Royal St. Luke’s Golf Club (Est. 1603)
From; The Rt. Hon. the Lord Fanshawe,
Dear Major Warren-Dawlish,
I would be obliged if you could furnish me with an explanation of the extraordinary events surrounding Regional Final Qualifying (RFQ) at Royal St Luke’s for The Open at Turnberry. We are besieged here by the “popular” (i.e. gutter) press who seem particularly energised by the issue of your talking balls – or rather your Talking Balls™. The Rules Czar is absolutely furious about these, which he thinks probably violate Rule 8. Moreover, the High Treasurer wants a justification for some of the RFQ expenses claimed by St Luke’s. In particular he seeks clarification of your claim for funding (a) a tattooist and her “mobile tattoo parlour” and (b) ingredients for 50 BertieWoosters. Beside these, he says, those of our MPs assume a modicum of respectability.
By Friday, please.
P.S. Check your email inbox – now..
By email: In Strictest Confidence
What on earth is going on?We sanctioned the mandatory use of the new distancelimited (DL™) ball for the RFQ at Royal St Luke’s when you refused to lengthen the course to 8,000 yards – which was reasonable.We did everything to help you; we let you pioneer the DL™ ball; we gave you a monopoly on sales; you could keep the proceeds; and you reward us by landing all of us in a right consommé – and possibly in court.
You had no right to have your workshop offer players the painting, or stencilling, or otherwise sticking of personal statements on their balls. Roly, this constitutes advice! You know perfectly well what the Rules say about this. “Advice’’ is any counsel or suggestion that could influence a player in determining his play, the choice of a club or the method of making a stroke. A player (Rule 8-1) may not seek advice from anyone “other than his partner or either of their caddies”. He may not, repeat not, receive advice from his balls.
Surely you could have foreseen the problems. In the playoff between Dodd and Stockbridge, I hear that Dodd had “Wait for it!” painted on his balls while Stockbridge’s were pristine. Furthermore, an unknown person, probably a caddie acting for a bookie, allegedly switched a clean Stockbridge ball for one which said “Shank coming!” Not surprisingly, he lost the tie with a socket into your carpark and is now closeted with his solicitors.
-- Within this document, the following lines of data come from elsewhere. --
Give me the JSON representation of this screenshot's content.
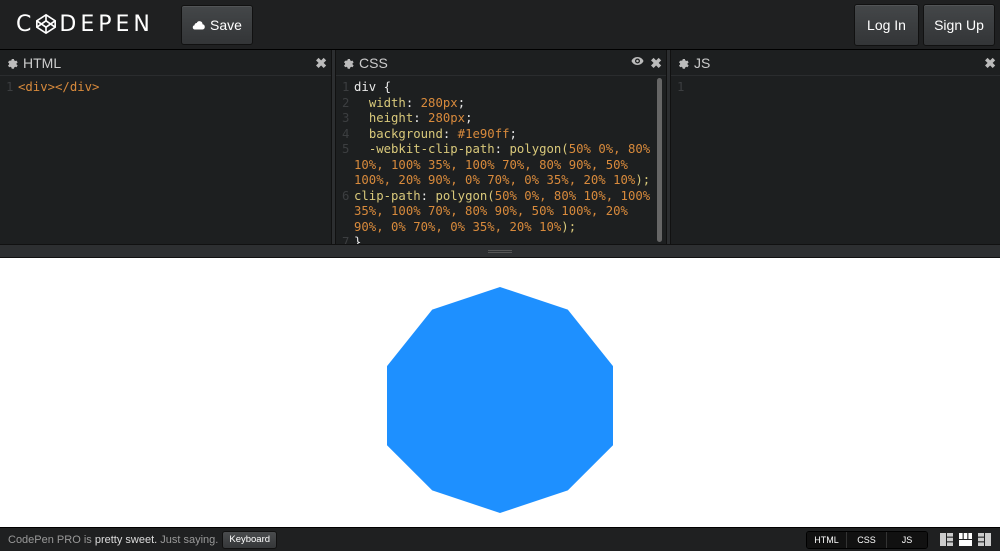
{
  "header": {
    "logo_text": "CODEPEN",
    "save_label": "Save",
    "login_label": "Log In",
    "signup_label": "Sign Up"
  },
  "editors": {
    "html": {
      "title": "HTML",
      "lines": [
        {
          "n": "1",
          "text": "<div></div>"
        }
      ]
    },
    "css": {
      "title": "CSS",
      "line_numbers": [
        "1",
        "2",
        "3",
        "4",
        "5",
        "",
        "",
        "6",
        "",
        "",
        "7"
      ],
      "code": {
        "l1_selector": "div {",
        "l2_prop": "width",
        "l2_val": "280px",
        "l3_prop": "height",
        "l3_val": "280px",
        "l4_prop": "background",
        "l4_val": "#1e90ff",
        "l5_prop": "-webkit-clip-path",
        "l5_fn": "polygon(",
        "l5_args_a": "50% 0%, 80%",
        "l5_args_b": "10%, 100% 35%, 100% 70%, 80% 90%, 50%",
        "l5_args_c": "100%, 20% 90%, 0% 70%, 0% 35%, 20% 10%",
        "l5_end": ");",
        "l6_prop": "clip-path",
        "l6_fn": "polygon(",
        "l6_args_a": "50% 0%, 80% 10%, 100%",
        "l6_args_b": "35%, 100% 70%, 80% 90%, 50% 100%, 20%",
        "l6_args_c": "90%, 0% 70%, 0% 35%, 20% 10%",
        "l6_end": ");",
        "l7": "}"
      }
    },
    "js": {
      "title": "JS",
      "lines": [
        {
          "n": "1",
          "text": ""
        }
      ]
    }
  },
  "preview": {
    "shape_color": "#1e90ff"
  },
  "footer": {
    "pro_text": "CodePen PRO",
    "is_text": "is",
    "sweet_text": "pretty sweet.",
    "saying_text": "Just saying.",
    "keyboard_label": "Keyboard",
    "toggle_html": "HTML",
    "toggle_css": "CSS",
    "toggle_js": "JS"
  },
  "colors": {
    "accent": "#1e90ff",
    "header_bg": "#1f2021"
  },
  "icons": [
    "codepen-logo-icon",
    "cloud-icon",
    "gear-icon",
    "close-icon",
    "eye-icon",
    "layout-left-icon",
    "layout-top-icon",
    "layout-right-icon"
  ]
}
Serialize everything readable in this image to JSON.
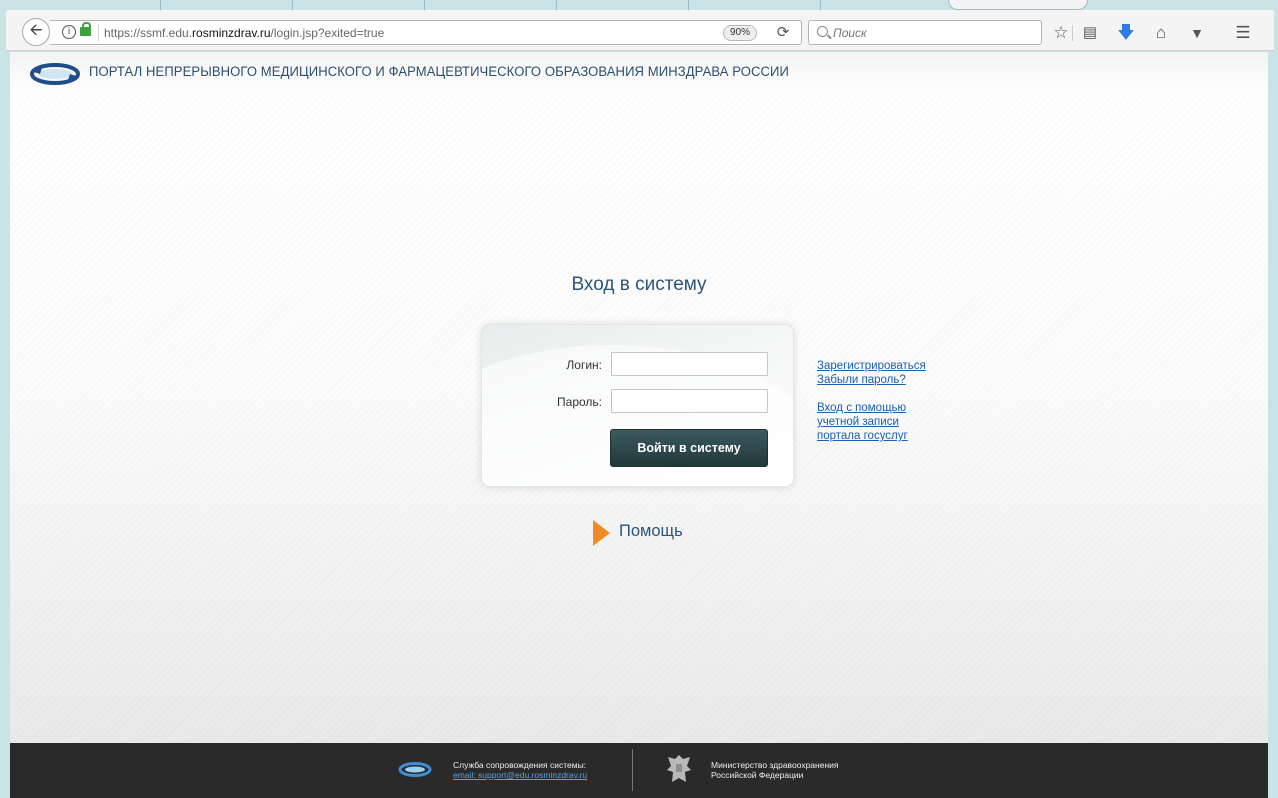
{
  "browser": {
    "url_prefix": "https://ssmf.edu.",
    "url_domain": "rosminzdrav.ru",
    "url_path": "/login.jsp?exited=true",
    "zoom": "90%",
    "search_placeholder": "Поиск"
  },
  "header": {
    "portal_title": "ПОРТАЛ НЕПРЕРЫВНОГО МЕДИЦИНСКОГО И ФАРМАЦЕВТИЧЕСКОГО ОБРАЗОВАНИЯ МИНЗДРАВА РОССИИ"
  },
  "login": {
    "heading": "Вход в систему",
    "login_label": "Логин:",
    "login_value": "",
    "password_label": "Пароль:",
    "password_value": "",
    "submit_label": "Войти в систему"
  },
  "links": {
    "register": "Зарегистрироваться",
    "forgot_password": "Забыли пароль?",
    "gosuslugi_line1": "Вход с помощью",
    "gosuslugi_line2": "учетной записи",
    "gosuslugi_line3": "портала госуслуг"
  },
  "help": {
    "label": "Помощь"
  },
  "footer": {
    "support_title": "Служба сопровождения системы:",
    "support_email": "email: support@edu.rosminzdrav.ru",
    "ministry_line1": "Министерство здравоохранения",
    "ministry_line2": "Российской Федерации"
  },
  "colors": {
    "accent_orange": "#f08a24",
    "title_blue": "#2c5578",
    "button_dark": "#2c4649",
    "link_blue": "#1a5fb4"
  }
}
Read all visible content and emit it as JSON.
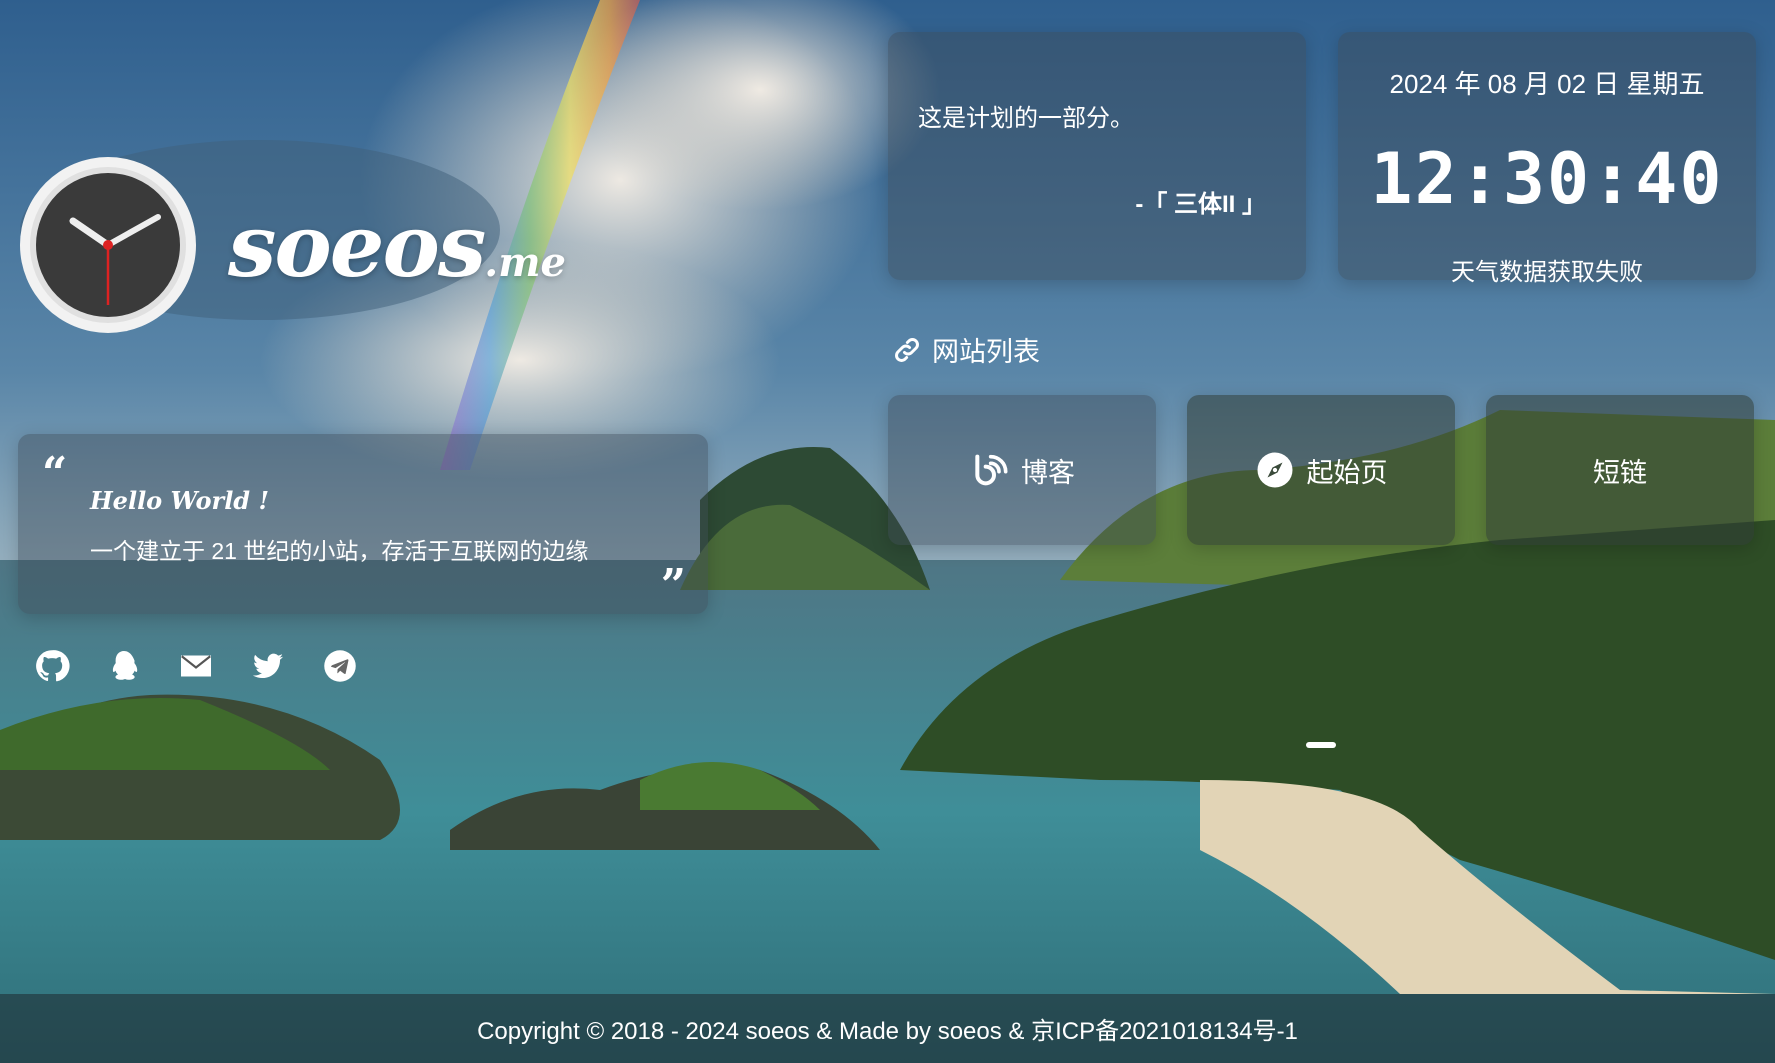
{
  "logo": {
    "name": "soeos",
    "suffix": ".me"
  },
  "hello": {
    "title": "Hello World !",
    "desc": "一个建立于 21 世纪的小站，存活于互联网的边缘",
    "quote_open": "“",
    "quote_close": "”"
  },
  "socials": [
    {
      "icon": "github-icon"
    },
    {
      "icon": "qq-icon"
    },
    {
      "icon": "mail-icon"
    },
    {
      "icon": "twitter-icon"
    },
    {
      "icon": "telegram-icon"
    }
  ],
  "quote": {
    "text": "这是计划的一部分。",
    "source": "-「 三体II 」"
  },
  "time": {
    "date": "2024 年 08 月 02 日 星期五",
    "clock": "12:30:40",
    "weather": "天气数据获取失败"
  },
  "sites": {
    "heading": "网站列表",
    "items": [
      {
        "label": "博客",
        "icon": "blog-feed-icon"
      },
      {
        "label": "起始页",
        "icon": "compass-icon"
      },
      {
        "label": "短链",
        "icon": ""
      }
    ]
  },
  "footer": {
    "text": "Copyright  © 2018 - 2024 soeos & Made by soeos & 京ICP备2021018134号-1"
  }
}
Every time we use St Luke’s for Final Qualifying something like this happens. We’re fed up with it. Last time it was that hot-air balloon you shot down and there are members of the Championship Committee who haven’t forgotten what your dog did to Gonzalez’s ball when he was leading...
By email: In Strictest Confidence
This is ridiculous. How on earth can a message on a golf ball be construed as ‘Advice’? The Rules say specifically that a player may not seek advice from anyone i.e. any person – but there’s absolutely no restriction on obtaining advice from any inanimate object such as a ball. Players get advice on distances from sprinkler heads, don’t they, and on wind direction from that huge barrage-balloon thing that the BBC uses to spy on us?
I’m grateful of course that you and the USGA have sanctioned the DL™ ball – but why should it be limited to distance limiting? Why not make the ball an integral part of the players swing as well as the shot? Show some vision, man! The addition of a message to the DL™ has turned them into what the press call talking balls – now patented as the DLTB™ – the greatest advance in golf ball design since the Haskell. The Message, by the way, is limited to three words, which are all that can be remembered and acted on during a swing.
There’s no point in having a sentence from Golf MyWay. The words are not painted or stencilled on to the surface, they’re stippled into the cover of the ball as a tattoo. That’s why, to save time, I had Frenchie’s Mobile Tattoo Parlour brought here from Brixton to cope with the demand.
Some of the messages the players wanted were quite bizarre, such as, “Wait!” “Weight across!”, “Yes”, “NO!”, “Lie still” and even “Mother-in-Law”. Equally strange were some requested by our own members. Your noble friend Lord Craythorpe had his heraldic escutcheon, armorial crest and motto in Latin – which led to that unfortunate headline in The Times, ‘Peer has family Coat of Arms tattooed on balls’.
Fanny, the greatest problem in golf is the mental blackout that most of us experience when we start the backswing. The balls hammer home a message through backswing and downswing till the club hammers home. And provided the tattooist gets the text from the player (or his caddy) then surely even the Grand Cucumber of the Rules Committee would agree that the spirit of the Game is being observed?
Finally, a Bertie Wooster, as you should know, is the restorative administered by Jeeves to Bertie, when the latter was groaning under a seismic hangover after a night at the Drones Club. It’s half a pint of vegetable juice to which is added black pepper, a raw egg and a belt of Oloroso sherry. Drink it – and the sun immediately rises, birds alight on the window sill and sing in three-part harmony.
You should try it….. we did.